* _Instructions to follow_:
Please reproduce every record, keeping each one exactly as written.
[Opening Provided data section]
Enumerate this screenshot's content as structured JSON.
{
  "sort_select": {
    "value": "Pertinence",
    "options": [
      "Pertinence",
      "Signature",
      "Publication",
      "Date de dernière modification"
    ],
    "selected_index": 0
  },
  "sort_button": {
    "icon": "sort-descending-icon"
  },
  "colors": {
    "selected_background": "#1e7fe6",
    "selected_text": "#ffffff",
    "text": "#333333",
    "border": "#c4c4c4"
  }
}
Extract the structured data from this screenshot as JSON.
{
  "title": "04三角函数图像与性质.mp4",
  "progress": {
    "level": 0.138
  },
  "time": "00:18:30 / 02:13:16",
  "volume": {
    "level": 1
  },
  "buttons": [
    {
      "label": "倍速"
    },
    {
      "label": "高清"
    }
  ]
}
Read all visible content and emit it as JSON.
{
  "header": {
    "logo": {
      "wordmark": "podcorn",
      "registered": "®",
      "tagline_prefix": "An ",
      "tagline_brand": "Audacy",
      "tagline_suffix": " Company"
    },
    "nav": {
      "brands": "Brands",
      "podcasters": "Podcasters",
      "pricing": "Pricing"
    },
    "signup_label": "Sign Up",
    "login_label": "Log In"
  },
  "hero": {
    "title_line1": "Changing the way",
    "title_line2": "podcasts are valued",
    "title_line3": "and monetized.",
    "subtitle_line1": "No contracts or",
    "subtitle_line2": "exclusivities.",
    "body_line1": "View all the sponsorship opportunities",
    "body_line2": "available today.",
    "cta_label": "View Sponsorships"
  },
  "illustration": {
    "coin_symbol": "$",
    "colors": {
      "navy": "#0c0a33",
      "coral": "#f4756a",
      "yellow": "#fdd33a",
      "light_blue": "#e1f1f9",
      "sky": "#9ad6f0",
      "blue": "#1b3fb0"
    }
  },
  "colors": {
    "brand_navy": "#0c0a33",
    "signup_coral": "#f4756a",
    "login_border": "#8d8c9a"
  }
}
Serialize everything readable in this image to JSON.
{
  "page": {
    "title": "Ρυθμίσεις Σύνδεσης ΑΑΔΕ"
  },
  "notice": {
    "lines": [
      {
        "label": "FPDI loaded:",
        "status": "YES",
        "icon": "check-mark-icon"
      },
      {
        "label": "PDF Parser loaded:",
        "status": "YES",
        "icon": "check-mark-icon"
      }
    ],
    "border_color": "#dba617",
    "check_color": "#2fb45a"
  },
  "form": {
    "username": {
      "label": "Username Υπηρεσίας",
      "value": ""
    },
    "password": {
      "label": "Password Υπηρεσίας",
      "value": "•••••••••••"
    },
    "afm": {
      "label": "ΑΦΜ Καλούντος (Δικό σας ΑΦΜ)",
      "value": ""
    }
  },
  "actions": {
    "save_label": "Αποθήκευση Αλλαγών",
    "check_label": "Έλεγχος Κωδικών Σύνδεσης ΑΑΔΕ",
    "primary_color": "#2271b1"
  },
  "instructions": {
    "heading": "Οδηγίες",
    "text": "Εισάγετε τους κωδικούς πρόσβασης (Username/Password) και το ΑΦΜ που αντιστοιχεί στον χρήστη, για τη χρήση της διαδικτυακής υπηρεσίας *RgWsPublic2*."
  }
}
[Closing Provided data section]
* _Exercise result_:
Enumerate this screenshot's content as structured JSON.
{
  "sort_select": {
    "value": "Pertinence",
    "options": [
      "Pertinence",
      "Signature",
      "Publication",
      "Date de dernière modification"
    ],
    "selected_index": 0
  },
  "sort_button": {
    "icon": "sort-descending-icon"
  },
  "colors": {
    "selected_background": "#1e7fe6",
    "selected_text": "#ffffff",
    "text": "#333333",
    "border": "#c4c4c4"
  }
}
Extract the structured data from this screenshot as JSON.
{
  "title": "04三角函数图像与性质.mp4",
  "progress": {
    "level": 0.138
  },
  "time": "00:18:30 / 02:13:16",
  "volume": {
    "level": 1
  },
  "buttons": [
    {
      "label": "倍速"
    },
    {
      "label": "高清"
    }
  ]
}
Read all visible content and emit it as JSON.
{
  "header": {
    "logo": {
      "wordmark": "podcorn",
      "registered": "®",
      "tagline_prefix": "An ",
      "tagline_brand": "Audacy",
      "tagline_suffix": " Company"
    },
    "nav": {
      "brands": "Brands",
      "podcasters": "Podcasters",
      "pricing": "Pricing"
    },
    "signup_label": "Sign Up",
    "login_label": "Log In"
  },
  "hero": {
    "title_line1": "Changing the way",
    "title_line2": "podcasts are valued",
    "title_line3": "and monetized.",
    "subtitle_line1": "No contracts or",
    "subtitle_line2": "exclusivities.",
    "body_line1": "View all the sponsorship opportunities",
    "body_line2": "available today.",
    "cta_label": "View Sponsorships"
  },
  "illustration": {
    "coin_symbol": "$",
    "colors": {
      "navy": "#0c0a33",
      "coral": "#f4756a",
      "yellow": "#fdd33a",
      "light_blue": "#e1f1f9",
      "sky": "#9ad6f0",
      "blue": "#1b3fb0"
    }
  },
  "colors": {
    "brand_navy": "#0c0a33",
    "signup_coral": "#f4756a",
    "login_border": "#8d8c9a"
  }
}
Serialize everything readable in this image to JSON.
{
  "page": {
    "title": "Ρυθμίσεις Σύνδεσης ΑΑΔΕ"
  },
  "notice": {
    "lines": [
      {
        "label": "FPDI loaded:",
        "status": "YES",
        "icon": "check-mark-icon"
      },
      {
        "label": "PDF Parser loaded:",
        "status": "YES",
        "icon": "check-mark-icon"
      }
    ],
    "border_color": "#dba617",
    "check_color": "#2fb45a"
  },
  "form": {
    "username": {
      "label": "Username Υπηρεσίας",
      "value": ""
    },
    "password": {
      "label": "Password Υπηρεσίας",
      "value": "•••••••••••"
    },
    "afm": {
      "label": "ΑΦΜ Καλούντος (Δικό σας ΑΦΜ)",
      "value": ""
    }
  },
  "actions": {
    "save_label": "Αποθήκευση Αλλαγών",
    "check_label": "Έλεγχος Κωδικών Σύνδεσης ΑΑΔΕ",
    "primary_color": "#2271b1"
  },
  "instructions": {
    "heading": "Οδηγίες",
    "text": "Εισάγετε τους κωδικούς πρόσβασης (Username/Password) και το ΑΦΜ που αντιστοιχεί στον χρήστη, για τη χρήση της διαδικτυακής υπηρεσίας *RgWsPublic2*."
  }
}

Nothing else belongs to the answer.